- **What you should do**: Write out every line below that contains "STATUS".
──────── Data extracts
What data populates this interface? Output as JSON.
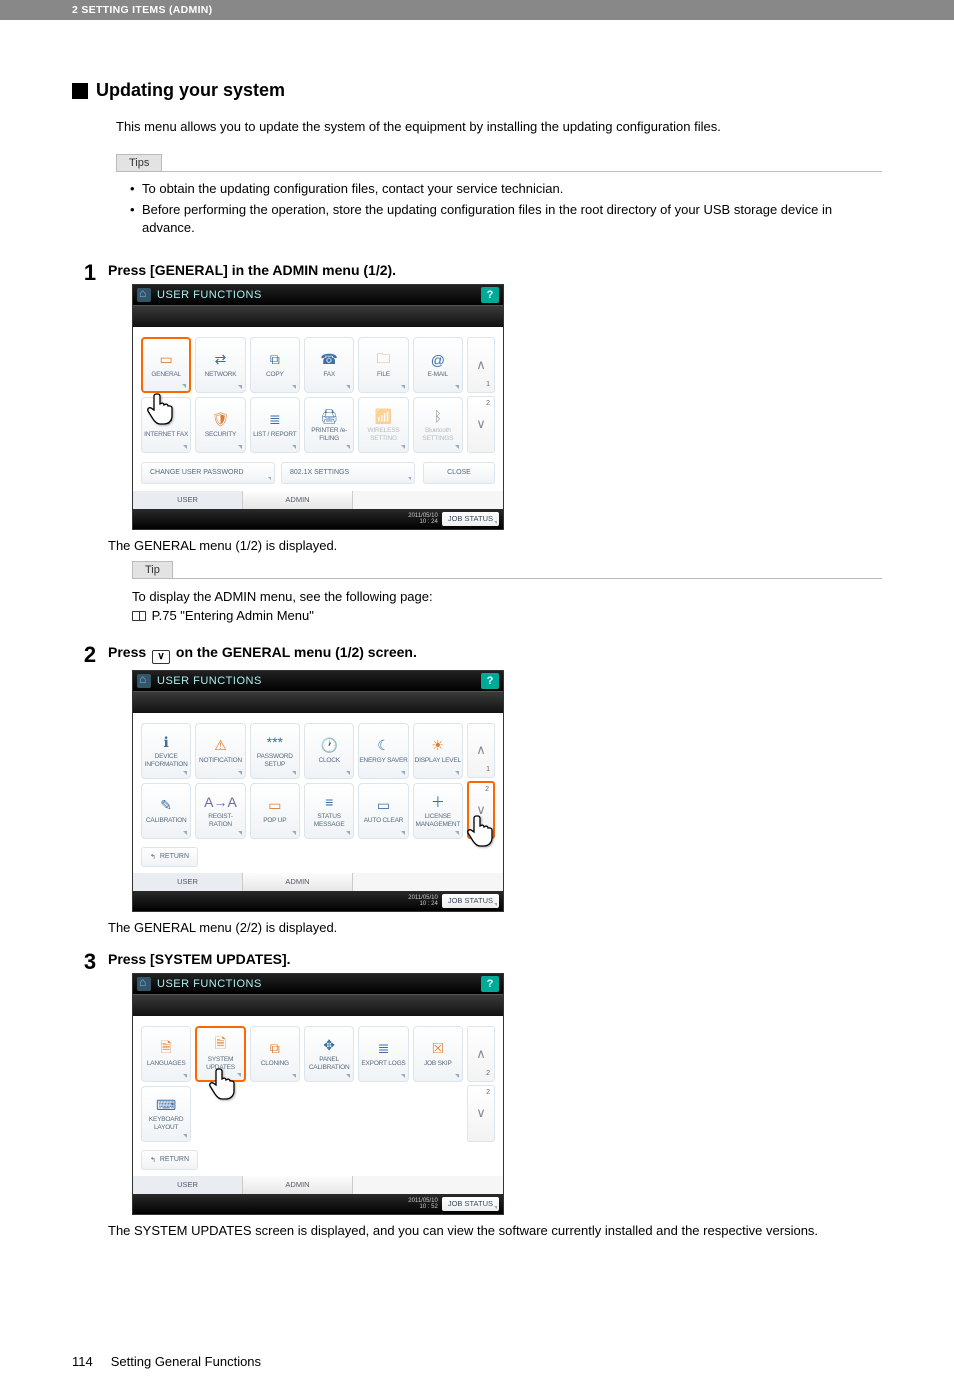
{
  "header": {
    "chapter": "2 SETTING ITEMS (ADMIN)"
  },
  "section": {
    "title": "Updating your system",
    "intro": "This menu allows you to update the system of the equipment by installing the updating configuration files."
  },
  "tipsBox": {
    "label": "Tips",
    "items": [
      "To obtain the updating configuration files, contact your service technician.",
      "Before performing the operation, store the updating configuration files in the root directory of your USB storage device in advance."
    ]
  },
  "steps": {
    "s1": {
      "num": "1",
      "title": "Press [GENERAL] in the ADMIN menu (1/2).",
      "caption": "The GENERAL menu (1/2) is displayed."
    },
    "s2": {
      "num": "2",
      "title_a": "Press ",
      "title_b": " on the GENERAL menu (1/2) screen.",
      "caption": "The GENERAL menu (2/2) is displayed."
    },
    "s3": {
      "num": "3",
      "title": "Press [SYSTEM UPDATES].",
      "caption": "The SYSTEM UPDATES screen is displayed, and you can view the software currently installed and the respective versions."
    }
  },
  "tipSingle": {
    "label": "Tip",
    "line1": "To display the ADMIN menu, see the following page:",
    "line2": "P.75 \"Entering Admin Menu\""
  },
  "ss_common": {
    "title": "USER FUNCTIONS",
    "help": "?",
    "tab_user": "USER",
    "tab_admin": "ADMIN",
    "jobstatus": "JOB STATUS",
    "close": "CLOSE",
    "return": "RETURN"
  },
  "ss1": {
    "btns": [
      "GENERAL",
      "NETWORK",
      "COPY",
      "FAX",
      "FILE",
      "E-MAIL",
      "INTERNET FAX",
      "SECURITY",
      "LIST / REPORT",
      "PRINTER /e-FILING",
      "WIRELESS SETTING",
      "Bluetooth SETTINGS"
    ],
    "bbtn1": "CHANGE USER PASSWORD",
    "bbtn2": "802.1X SETTINGS",
    "pager_top": "1",
    "pager_mid": "2",
    "datetime_a": "2011/05/10",
    "datetime_b": "10 : 24"
  },
  "ss2": {
    "btns": [
      "DEVICE INFORMATION",
      "NOTIFICATION",
      "PASSWORD SETUP",
      "CLOCK",
      "ENERGY SAVER",
      "DISPLAY LEVEL",
      "CALIBRATION",
      "REGIST- RATION",
      "POP UP",
      "STATUS MESSAGE",
      "AUTO CLEAR",
      "LICENSE MANAGEMENT"
    ],
    "pager_top": "1",
    "pager_mid": "2",
    "datetime_a": "2011/05/10",
    "datetime_b": "10 : 24"
  },
  "ss3": {
    "btns": [
      "LANGUAGES",
      "SYSTEM UPDATES",
      "CLONING",
      "PANEL CALIBRATION",
      "EXPORT LOGS",
      "JOB SKIP",
      "KEYBOARD LAYOUT"
    ],
    "pager_top": "2",
    "pager_mid": "2",
    "datetime_a": "2011/05/10",
    "datetime_b": "10 : 52"
  },
  "footer": {
    "page": "114",
    "title": "Setting General Functions"
  }
}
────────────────
- **Task output**:
    "jobstatus": "JOB STATUS",
      "STATUS MESSAGE",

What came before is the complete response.